- I found that a L1 fit to local data was a nice way of differencing hyperbolic PDEs. It gave a much-improved solution compared to L2. When in doubt my suggestion is solve the problem using L1 minimization first. You’ll probably have to do it outside of MS Excel!
- In analyzing the convergence of numerical approximations to PDE (i.e., solution verification), the L1 norm gives by far the best solutions. If you were to use on norm to fit your data I believe L1 is the best.
- Moving onto the ideas in the frame of compressed sensing, I came across the LASSO, which is a way of regularizing least squares minimization (which you might want or need to do if your system is under-determined or terribly conditioned). The classical regularization is Tikhonov’s where a L2 penalty term is added to the matrix you solve (basically adding a term to the diagonal). LASSO is instead a L1 based penalty. Like most L1 things it works better once you solve the system. There is more, and this is where things start to get really really cool.
- LASSO is really a way to select models. Usually the regularization as discussed in the previous point uses a small penalty, because you want the problem you solve to be very close to the original problem. What if instead you make the penalty large? With the L1 regularization you start to find that the minimized solution starts to set most of the solution to zero. Ultimately as the penalty becomes large enough everything is zero except a single value. This usually happens in a well-defined sequence and the ordering compared to penalty size tells you what variables are most important to the data. You can then choose how complex you want to your model to be and which variables to keep and which to throw away. I’m playing around with this concept right now.

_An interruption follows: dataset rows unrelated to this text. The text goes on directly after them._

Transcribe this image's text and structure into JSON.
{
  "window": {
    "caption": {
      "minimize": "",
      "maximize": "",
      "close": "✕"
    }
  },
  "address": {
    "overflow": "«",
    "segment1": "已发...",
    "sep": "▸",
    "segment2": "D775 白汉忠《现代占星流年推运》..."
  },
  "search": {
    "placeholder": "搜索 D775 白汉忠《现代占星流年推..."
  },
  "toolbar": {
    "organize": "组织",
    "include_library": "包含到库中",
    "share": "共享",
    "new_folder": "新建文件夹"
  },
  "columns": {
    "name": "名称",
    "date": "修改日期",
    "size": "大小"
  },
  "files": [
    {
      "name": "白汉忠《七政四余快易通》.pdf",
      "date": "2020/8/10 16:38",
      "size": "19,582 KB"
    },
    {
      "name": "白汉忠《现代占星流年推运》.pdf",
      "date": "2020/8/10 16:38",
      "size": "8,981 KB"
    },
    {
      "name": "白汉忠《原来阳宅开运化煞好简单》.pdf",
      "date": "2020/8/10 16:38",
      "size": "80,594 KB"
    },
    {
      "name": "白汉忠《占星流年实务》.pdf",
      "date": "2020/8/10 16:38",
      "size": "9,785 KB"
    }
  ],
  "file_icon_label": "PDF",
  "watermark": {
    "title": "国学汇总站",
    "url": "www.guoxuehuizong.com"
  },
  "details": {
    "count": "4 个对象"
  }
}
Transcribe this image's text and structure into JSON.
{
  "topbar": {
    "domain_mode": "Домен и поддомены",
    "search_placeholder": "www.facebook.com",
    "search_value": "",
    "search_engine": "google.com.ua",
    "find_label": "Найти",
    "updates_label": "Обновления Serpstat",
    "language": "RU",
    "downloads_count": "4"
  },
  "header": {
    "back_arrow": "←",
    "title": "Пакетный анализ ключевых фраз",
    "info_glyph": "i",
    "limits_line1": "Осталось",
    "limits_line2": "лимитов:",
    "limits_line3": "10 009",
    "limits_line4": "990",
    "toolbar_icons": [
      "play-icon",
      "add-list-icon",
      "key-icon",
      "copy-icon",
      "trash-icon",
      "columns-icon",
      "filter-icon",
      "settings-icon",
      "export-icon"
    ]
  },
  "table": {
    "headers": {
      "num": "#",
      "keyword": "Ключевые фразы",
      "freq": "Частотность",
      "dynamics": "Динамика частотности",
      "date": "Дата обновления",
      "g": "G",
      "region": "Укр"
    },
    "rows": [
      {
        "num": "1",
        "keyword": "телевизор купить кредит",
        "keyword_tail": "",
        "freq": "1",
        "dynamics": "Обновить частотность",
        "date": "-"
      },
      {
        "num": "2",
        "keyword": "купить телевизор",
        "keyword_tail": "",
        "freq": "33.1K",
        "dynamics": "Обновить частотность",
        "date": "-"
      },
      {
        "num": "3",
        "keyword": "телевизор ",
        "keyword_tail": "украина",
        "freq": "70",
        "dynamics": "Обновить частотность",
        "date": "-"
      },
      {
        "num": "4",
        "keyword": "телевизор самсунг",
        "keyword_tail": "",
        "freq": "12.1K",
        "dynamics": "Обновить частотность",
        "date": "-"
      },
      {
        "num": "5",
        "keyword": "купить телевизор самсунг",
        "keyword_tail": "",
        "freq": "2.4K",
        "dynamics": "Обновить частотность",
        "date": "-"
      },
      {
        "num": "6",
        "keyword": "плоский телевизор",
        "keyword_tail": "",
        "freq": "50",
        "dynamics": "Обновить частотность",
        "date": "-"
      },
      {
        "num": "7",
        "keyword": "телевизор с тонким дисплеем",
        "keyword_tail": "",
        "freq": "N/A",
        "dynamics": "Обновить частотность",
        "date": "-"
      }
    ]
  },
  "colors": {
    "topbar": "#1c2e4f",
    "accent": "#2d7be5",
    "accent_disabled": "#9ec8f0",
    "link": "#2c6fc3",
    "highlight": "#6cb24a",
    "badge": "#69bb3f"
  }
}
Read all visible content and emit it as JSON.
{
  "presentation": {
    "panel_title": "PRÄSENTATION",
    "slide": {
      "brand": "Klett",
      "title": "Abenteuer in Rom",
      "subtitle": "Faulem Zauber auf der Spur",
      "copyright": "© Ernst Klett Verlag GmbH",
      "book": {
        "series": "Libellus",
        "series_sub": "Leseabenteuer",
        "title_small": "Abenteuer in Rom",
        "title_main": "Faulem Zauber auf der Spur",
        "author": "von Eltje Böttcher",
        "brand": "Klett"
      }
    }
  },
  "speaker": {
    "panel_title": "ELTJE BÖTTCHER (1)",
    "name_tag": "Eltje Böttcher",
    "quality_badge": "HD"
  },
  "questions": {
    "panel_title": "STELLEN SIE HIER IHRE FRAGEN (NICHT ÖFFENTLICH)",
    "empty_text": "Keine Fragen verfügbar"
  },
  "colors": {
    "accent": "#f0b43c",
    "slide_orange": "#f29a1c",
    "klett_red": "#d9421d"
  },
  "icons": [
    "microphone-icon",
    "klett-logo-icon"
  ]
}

- Compressed sensing arose from signal processing work using wavelets. A couple of techniques arose “matching pursuit” basically a greedy algorithm to find out what basis was the best representation of an image, and “basis pursuit” which is an all-at-once algorithm that finds the sparsest representation. A certain version of basis pursuit that applies to noisy data, “basis pursuit denoising (BPDN)” is basically identical to LASSO. The big difference is that LASSO is generally applied to over-determined problems and BPDN is applied to under-determined problems. Both methods apply the magic of the L1 norm to do the selections. These pursuits are just another model selection problem.
- Finally compressed sensing can be discussed albeit briefly. This concept arose from basis pursuit and has a phenomenal mathematical basis from the assurances associated with using L1 to get the L0 solution of the sparsest basis. Much is made of the RIP, the restricted isometry property, which characterizes systems that compressed sensing can tackle although it has been noted that the theory is a bit pessimistic compared to what can be achieved in practice. It looks like an awesome bit of math that has massive implications on signal processing, graphics, and data analysis.
I came across the area from a blog post on the most influential papers in statistics in the last decade. David Donoho’s paper introducing the concept has about 8000 citations in less than 10 years! I met David last year at a workshop, and had no idea about why he was so well known, he just gave a really nice talk on reproducible software in an educational setting.
If you really want an introduction to compressed sensing read Terry Tao’s wonderful, wonderful post (http://terrytao.wordpress.com/2007/04/13/compressed-sensing-and-single-pixel-cameras/) on the single pixel camera. His math papers on related topics are pretty great too!
I hope this was interesting and perhaps inspiring. There is cool new math out there, and better yet it is powerful and useful.